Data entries
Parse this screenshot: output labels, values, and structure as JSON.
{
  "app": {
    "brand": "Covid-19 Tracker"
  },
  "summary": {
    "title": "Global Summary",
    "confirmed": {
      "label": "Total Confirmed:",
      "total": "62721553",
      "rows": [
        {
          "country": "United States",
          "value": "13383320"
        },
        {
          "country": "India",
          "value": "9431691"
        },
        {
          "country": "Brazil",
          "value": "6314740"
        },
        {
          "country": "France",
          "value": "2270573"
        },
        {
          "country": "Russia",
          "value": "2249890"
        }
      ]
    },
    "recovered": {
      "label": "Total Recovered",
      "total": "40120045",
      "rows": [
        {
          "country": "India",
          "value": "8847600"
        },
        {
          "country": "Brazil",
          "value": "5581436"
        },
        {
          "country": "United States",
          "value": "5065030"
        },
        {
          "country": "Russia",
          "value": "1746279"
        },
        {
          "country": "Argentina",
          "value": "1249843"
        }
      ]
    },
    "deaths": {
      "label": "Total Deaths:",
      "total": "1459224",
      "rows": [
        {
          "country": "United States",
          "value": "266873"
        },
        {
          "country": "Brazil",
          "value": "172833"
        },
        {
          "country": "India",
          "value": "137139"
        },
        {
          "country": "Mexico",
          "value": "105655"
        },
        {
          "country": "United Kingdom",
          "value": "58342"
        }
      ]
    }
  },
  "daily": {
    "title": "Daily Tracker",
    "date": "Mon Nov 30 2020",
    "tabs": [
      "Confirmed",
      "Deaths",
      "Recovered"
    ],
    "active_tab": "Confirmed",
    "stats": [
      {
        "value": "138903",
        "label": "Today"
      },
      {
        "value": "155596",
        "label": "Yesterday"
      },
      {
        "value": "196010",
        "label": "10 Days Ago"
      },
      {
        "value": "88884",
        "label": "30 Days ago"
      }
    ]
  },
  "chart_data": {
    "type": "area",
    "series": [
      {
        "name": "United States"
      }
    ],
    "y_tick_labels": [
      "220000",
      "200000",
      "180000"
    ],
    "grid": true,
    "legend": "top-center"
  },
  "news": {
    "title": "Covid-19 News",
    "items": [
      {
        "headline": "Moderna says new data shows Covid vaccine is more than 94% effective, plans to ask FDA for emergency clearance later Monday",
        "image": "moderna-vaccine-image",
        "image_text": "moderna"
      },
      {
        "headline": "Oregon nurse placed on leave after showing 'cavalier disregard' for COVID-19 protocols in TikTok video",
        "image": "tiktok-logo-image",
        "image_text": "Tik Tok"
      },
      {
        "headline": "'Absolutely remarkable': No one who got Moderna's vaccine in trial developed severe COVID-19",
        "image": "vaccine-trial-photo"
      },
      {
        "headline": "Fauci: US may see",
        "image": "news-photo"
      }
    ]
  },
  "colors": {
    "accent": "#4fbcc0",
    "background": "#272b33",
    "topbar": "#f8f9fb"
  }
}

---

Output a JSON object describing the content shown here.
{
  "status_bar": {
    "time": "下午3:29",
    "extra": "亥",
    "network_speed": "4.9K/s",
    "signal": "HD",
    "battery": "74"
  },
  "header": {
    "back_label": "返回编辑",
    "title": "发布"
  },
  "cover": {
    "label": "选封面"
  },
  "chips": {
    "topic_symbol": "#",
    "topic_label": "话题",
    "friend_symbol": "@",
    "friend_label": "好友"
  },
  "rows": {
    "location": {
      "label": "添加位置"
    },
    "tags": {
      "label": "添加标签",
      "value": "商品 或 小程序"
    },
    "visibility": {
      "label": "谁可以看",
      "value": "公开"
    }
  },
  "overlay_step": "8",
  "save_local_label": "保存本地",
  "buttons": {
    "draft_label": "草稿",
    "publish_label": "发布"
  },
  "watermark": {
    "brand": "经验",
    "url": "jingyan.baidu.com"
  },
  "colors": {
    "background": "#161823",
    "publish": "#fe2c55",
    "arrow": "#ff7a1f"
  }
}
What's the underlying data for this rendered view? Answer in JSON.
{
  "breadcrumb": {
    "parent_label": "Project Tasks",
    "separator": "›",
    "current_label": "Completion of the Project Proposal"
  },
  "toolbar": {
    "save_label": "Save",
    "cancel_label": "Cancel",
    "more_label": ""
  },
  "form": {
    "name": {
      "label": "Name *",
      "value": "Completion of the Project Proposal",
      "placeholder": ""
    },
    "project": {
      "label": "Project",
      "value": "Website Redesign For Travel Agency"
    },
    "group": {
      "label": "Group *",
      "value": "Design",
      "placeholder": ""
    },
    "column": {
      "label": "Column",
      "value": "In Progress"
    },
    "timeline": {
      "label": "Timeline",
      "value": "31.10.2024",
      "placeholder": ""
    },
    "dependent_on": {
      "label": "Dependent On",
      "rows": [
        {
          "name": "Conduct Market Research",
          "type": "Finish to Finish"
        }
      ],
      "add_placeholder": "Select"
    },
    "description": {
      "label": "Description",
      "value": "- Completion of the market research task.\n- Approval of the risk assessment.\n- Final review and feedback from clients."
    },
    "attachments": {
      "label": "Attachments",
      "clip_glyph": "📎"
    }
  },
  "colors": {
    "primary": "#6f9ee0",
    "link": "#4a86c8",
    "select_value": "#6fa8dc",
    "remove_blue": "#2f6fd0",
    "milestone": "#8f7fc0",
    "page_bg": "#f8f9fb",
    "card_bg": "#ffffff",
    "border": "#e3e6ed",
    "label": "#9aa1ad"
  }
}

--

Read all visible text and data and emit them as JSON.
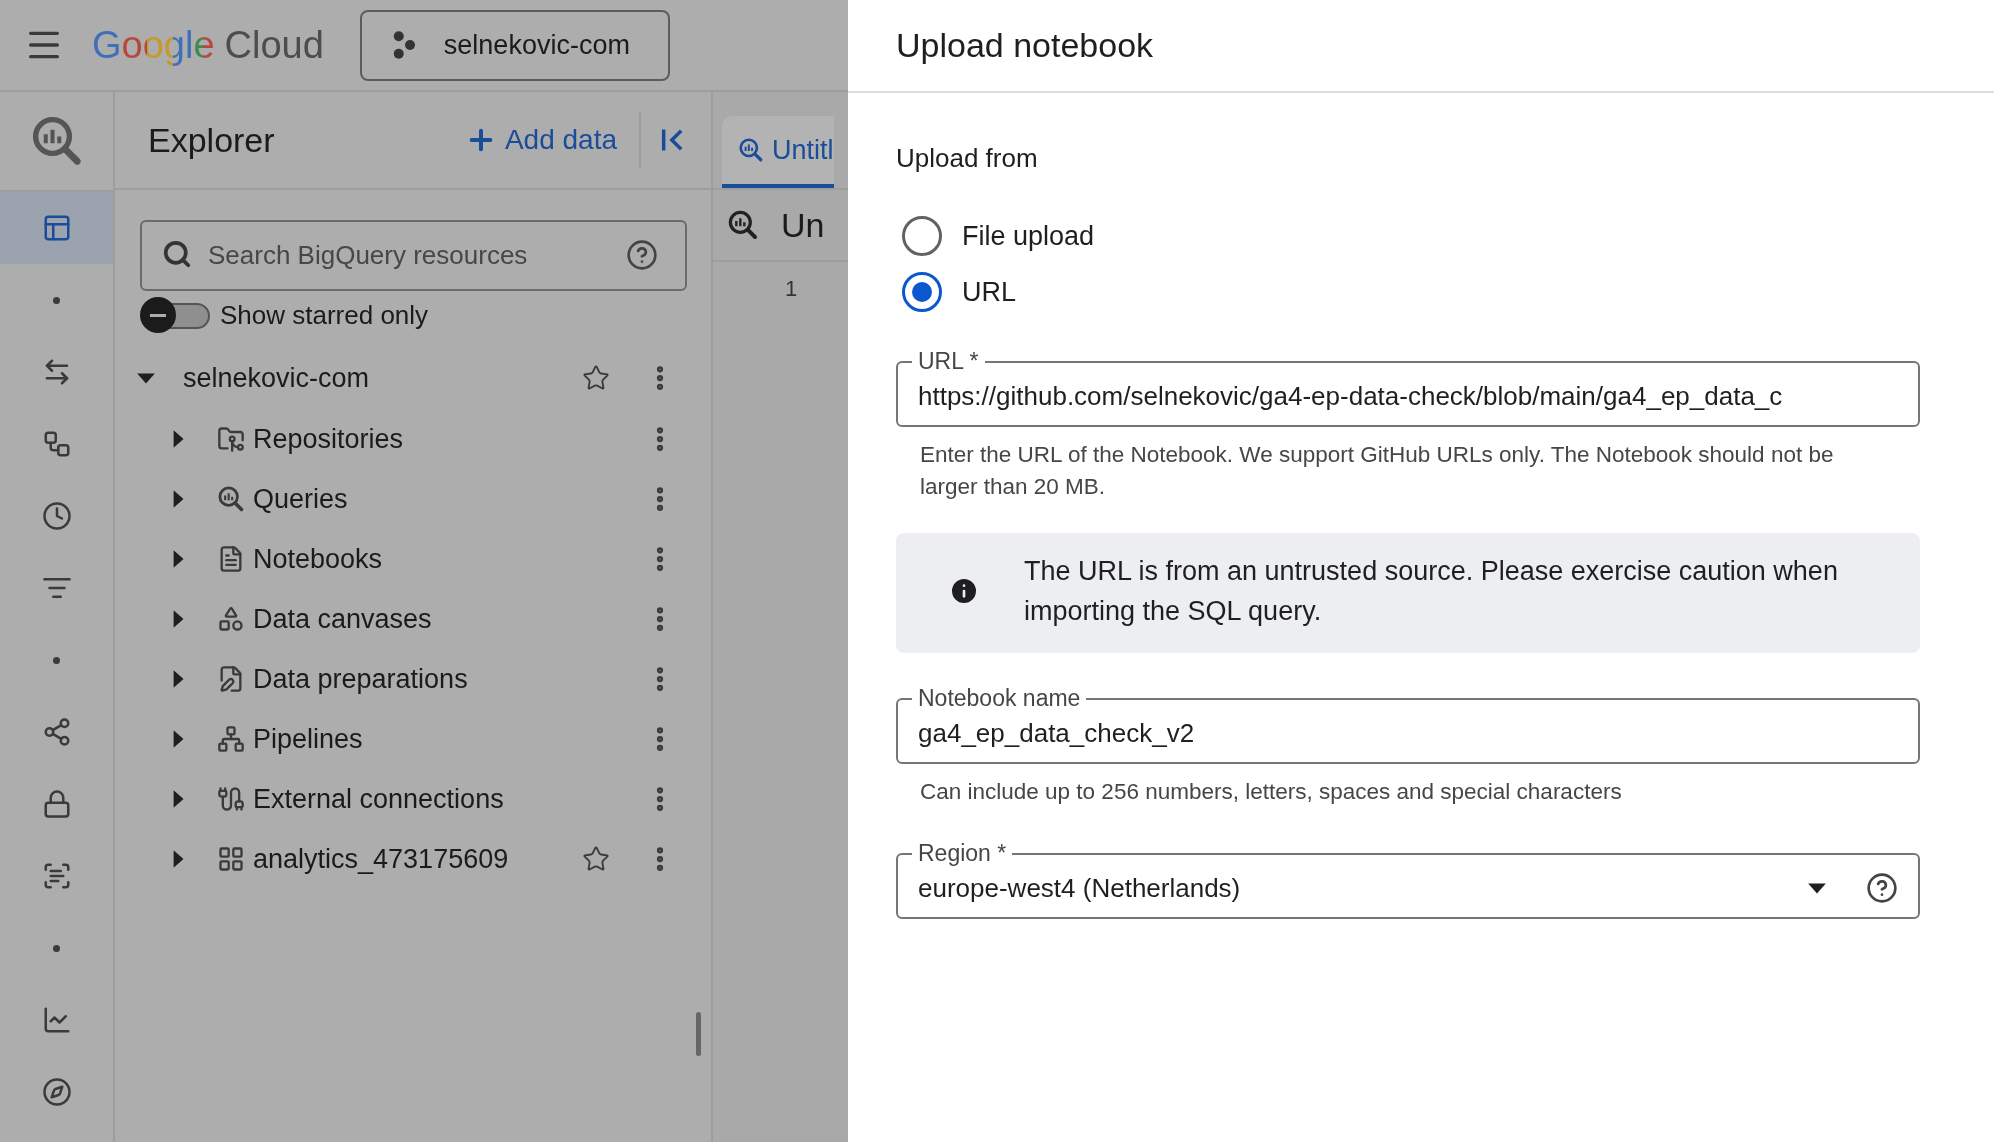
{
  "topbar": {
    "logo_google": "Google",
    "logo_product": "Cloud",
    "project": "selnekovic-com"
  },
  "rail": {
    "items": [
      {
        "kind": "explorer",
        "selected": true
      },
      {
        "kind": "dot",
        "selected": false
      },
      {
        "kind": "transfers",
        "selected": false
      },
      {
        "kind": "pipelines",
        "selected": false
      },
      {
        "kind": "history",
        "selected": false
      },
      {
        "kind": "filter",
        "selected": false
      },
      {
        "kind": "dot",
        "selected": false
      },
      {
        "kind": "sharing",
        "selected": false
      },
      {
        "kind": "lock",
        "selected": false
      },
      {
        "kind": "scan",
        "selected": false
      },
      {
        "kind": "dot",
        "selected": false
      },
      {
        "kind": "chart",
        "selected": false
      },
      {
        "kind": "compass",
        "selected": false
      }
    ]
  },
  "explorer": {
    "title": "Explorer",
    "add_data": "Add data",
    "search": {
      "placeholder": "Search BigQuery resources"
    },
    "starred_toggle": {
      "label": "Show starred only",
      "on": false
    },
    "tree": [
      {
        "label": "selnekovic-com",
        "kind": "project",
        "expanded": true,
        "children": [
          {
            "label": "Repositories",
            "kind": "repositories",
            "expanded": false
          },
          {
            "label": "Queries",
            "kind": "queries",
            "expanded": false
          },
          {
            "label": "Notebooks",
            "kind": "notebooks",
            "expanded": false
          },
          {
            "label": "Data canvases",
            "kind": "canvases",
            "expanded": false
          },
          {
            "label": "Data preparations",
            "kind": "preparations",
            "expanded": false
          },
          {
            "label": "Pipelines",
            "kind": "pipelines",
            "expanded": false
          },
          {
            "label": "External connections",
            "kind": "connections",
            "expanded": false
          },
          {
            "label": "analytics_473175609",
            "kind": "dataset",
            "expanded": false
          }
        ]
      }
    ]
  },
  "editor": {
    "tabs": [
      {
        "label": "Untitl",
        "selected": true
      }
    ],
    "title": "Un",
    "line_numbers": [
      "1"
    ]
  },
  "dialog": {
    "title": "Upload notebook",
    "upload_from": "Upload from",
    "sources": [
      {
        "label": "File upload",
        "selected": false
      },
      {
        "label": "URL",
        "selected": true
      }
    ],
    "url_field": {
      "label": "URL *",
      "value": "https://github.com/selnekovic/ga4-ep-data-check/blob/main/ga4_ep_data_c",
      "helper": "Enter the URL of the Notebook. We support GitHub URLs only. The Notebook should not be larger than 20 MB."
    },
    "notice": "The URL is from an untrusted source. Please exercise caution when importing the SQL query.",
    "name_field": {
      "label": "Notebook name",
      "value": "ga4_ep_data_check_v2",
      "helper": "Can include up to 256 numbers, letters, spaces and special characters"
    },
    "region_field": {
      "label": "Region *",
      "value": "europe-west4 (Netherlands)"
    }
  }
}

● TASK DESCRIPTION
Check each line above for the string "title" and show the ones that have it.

● TASK ANSWER
    "title": "Global Summary",
    "title": "Daily Tracker",
    "title": "Covid-19 News",
    "title": "发布"
    "title": "Explorer",
    "title": "Un",
    "title": "Upload notebook",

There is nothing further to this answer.